Another game I always felt was vastly overlooked, but I can't really blame people too much for that as it was released with little fanfare amidst Final Fantasy's runaway success in the late 90s, and, seeing its slow sales, Konami refused to print any more copies.  It put up as a digital download on the PSN many years later, but by then Konami was going out of their way to burn bridges with frivolous copyright claims and the cancellation of many prominent franchises, leading to many long-time fans turning their backs on the company for good.  It's all a pity, really, as Suikoden II is a fantastic war epic with an enormous cast and gameplay that combines elements of turn-based war strategy games and traditional JRPGs, not to mention some surprisingly good characterizations and emotional writing throughout.  Definitive proof that a large cast can be used in a JRPG's favor, and that storytelling in them can easily be on par with a good book or TV series.

1. EarthBound (Nintendo, 1995)

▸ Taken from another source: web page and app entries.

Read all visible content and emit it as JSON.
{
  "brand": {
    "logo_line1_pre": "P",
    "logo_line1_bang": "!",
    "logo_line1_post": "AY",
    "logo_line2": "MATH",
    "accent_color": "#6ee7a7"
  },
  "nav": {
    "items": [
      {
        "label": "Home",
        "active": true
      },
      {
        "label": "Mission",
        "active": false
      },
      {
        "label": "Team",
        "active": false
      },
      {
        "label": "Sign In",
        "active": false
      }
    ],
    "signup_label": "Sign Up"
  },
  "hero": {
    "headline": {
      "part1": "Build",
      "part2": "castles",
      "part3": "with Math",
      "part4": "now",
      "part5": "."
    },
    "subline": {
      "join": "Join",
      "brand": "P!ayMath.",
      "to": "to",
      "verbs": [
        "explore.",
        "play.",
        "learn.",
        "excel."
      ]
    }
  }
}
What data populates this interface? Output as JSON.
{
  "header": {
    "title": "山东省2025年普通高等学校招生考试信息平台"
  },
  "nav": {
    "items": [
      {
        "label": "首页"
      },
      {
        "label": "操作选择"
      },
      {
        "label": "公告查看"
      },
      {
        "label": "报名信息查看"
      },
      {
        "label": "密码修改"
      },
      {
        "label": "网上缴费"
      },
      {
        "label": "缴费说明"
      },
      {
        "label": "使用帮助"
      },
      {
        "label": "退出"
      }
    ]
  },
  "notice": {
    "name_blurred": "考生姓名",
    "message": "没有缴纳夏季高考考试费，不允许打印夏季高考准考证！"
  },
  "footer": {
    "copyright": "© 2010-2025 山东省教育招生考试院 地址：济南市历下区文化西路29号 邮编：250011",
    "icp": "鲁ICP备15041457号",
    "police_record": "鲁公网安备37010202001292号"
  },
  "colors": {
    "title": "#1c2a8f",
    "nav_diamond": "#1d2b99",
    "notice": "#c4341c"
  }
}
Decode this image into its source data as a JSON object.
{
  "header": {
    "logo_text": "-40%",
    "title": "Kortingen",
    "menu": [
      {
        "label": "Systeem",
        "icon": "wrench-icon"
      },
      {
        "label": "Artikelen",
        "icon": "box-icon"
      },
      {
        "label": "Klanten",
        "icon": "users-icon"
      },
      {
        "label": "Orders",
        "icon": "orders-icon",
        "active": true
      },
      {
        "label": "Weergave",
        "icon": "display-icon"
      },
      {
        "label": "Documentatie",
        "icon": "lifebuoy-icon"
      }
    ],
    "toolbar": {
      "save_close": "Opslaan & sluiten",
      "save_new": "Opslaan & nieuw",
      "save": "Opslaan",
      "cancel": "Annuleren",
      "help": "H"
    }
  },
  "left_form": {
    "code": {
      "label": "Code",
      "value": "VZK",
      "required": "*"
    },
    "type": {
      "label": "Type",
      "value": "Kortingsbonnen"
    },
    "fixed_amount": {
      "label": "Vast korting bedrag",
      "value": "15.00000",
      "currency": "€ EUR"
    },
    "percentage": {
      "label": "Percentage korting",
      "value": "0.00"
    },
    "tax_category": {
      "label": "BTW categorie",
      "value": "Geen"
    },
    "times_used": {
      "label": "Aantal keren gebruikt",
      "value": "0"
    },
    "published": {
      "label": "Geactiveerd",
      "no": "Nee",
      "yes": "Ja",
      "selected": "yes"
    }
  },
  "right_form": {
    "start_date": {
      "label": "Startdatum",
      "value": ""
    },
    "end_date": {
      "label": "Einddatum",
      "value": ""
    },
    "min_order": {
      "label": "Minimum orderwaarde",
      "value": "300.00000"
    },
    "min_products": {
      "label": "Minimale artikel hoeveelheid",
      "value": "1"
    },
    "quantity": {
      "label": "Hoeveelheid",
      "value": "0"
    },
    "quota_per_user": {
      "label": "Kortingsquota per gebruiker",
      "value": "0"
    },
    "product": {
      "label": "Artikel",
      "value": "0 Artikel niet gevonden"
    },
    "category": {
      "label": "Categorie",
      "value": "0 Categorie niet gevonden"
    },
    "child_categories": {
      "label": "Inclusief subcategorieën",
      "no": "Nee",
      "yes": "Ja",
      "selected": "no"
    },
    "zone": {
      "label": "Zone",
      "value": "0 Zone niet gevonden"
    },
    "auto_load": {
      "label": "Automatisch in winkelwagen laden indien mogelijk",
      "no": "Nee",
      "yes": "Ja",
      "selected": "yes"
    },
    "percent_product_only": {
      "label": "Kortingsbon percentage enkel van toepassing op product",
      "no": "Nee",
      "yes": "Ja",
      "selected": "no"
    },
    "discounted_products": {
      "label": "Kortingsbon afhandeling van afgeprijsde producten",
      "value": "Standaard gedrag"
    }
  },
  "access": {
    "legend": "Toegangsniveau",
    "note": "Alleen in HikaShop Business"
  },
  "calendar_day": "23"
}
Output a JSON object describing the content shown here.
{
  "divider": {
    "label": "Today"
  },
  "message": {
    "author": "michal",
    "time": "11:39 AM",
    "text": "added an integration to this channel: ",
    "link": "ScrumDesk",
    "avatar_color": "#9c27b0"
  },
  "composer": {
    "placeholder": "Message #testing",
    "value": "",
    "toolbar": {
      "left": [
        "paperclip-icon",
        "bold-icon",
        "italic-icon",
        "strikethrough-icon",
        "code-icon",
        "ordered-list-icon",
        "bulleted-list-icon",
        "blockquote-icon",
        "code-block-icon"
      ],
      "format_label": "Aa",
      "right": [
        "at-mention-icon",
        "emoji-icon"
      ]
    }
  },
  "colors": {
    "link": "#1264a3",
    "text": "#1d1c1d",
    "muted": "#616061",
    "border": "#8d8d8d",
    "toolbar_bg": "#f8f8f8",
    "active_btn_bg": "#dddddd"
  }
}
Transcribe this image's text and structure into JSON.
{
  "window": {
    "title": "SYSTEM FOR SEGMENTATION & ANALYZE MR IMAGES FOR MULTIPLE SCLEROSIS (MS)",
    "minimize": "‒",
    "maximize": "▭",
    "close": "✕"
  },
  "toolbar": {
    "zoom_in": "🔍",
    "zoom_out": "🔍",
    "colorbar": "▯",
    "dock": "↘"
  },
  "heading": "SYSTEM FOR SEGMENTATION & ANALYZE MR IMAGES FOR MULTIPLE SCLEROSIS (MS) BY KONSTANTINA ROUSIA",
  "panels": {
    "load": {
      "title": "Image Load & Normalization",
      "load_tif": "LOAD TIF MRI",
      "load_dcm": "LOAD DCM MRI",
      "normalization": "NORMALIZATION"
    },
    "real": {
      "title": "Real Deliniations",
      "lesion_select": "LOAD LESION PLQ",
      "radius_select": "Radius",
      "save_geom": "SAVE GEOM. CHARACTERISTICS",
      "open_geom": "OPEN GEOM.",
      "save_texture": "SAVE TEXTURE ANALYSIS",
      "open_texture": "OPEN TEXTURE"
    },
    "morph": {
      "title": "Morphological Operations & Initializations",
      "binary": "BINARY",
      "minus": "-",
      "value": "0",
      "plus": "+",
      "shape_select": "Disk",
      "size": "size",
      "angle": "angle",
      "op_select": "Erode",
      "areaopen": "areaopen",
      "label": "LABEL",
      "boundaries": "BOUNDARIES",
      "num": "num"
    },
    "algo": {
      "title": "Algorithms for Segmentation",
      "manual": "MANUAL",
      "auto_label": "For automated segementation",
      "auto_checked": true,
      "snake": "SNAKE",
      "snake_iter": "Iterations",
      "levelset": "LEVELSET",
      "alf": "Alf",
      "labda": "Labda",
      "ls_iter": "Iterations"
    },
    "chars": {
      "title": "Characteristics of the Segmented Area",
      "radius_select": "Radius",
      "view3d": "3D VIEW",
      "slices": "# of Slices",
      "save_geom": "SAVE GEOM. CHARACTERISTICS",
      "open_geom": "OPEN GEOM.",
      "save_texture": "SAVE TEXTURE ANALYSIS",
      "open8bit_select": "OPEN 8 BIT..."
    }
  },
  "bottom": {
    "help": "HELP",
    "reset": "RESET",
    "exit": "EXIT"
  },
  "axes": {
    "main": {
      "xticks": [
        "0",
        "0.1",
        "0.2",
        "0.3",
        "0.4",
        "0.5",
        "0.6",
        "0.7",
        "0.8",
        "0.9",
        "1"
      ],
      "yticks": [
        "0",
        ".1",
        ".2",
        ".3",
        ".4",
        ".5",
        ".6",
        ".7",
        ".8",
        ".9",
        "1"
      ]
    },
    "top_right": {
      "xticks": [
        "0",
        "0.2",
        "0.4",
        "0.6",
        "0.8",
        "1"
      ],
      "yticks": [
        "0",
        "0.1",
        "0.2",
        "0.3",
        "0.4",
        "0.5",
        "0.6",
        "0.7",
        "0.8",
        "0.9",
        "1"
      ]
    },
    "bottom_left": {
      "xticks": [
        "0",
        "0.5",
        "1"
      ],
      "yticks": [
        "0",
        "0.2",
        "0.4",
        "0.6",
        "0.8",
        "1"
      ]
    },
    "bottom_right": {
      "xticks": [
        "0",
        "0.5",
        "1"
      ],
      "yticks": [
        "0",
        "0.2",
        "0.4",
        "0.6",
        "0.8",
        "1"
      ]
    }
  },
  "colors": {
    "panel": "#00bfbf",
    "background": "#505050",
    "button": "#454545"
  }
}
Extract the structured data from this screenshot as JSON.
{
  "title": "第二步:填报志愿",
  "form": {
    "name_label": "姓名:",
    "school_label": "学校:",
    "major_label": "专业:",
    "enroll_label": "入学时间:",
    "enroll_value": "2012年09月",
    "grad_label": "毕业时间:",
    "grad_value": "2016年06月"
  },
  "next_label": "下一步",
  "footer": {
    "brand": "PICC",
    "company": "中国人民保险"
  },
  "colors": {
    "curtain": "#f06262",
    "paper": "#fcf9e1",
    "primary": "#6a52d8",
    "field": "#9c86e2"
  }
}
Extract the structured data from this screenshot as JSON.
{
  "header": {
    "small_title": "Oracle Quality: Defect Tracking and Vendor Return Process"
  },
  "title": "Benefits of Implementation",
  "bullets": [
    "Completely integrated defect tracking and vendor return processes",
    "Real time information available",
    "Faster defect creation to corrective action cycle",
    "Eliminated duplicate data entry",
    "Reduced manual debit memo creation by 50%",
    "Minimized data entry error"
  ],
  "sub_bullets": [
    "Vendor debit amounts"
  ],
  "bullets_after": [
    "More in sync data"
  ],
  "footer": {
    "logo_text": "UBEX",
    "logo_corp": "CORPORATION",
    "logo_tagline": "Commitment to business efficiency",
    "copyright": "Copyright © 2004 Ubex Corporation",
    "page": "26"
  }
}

One of the games that got me into RPGs, and despite playing hundreds of them since, I always come back to Earthbound as my choice for the finest game in the genre, as well as my personal choice for the greatest game ever made.  That mainly comes down to one big factor, namely that this is a work of passion rather than rote repetition, seemingly going out of its way to break every trend the genre had established to that point.  Rather than being set in a medieval fantasy world or a dark future, Earthbound is set in modern day and features relatively mundane, ordinary "weapons" like yo-yos, frying pans and baseball bats.  Its enemies are equally strange, with runaway dogs, possessed fire hydrants and Manly Fish to name a few.  It soundtrack is among the best ever composed for the medium, with each and every locale accompanied by a distinct and memorable tune; I can listen to any track from this OST and the memories of my adventures instantly flood back.  But most of all, I love the game for its humor and sincerity, taking the visual style and quirky, unique charm of a good comic strip and expanding it into a world-spanning adventure, which lends itself to a lot of novel sights, clever jokes and surprisingly heart-felt moments.  This was a game meant to introduce a little more happiness into the world, and it shows throughout.  And it's for that reason that I can say, without hesitation, that I have yet to play another game that even comes close to it in terms of establishing an emotional connection to the player.  Simply genius.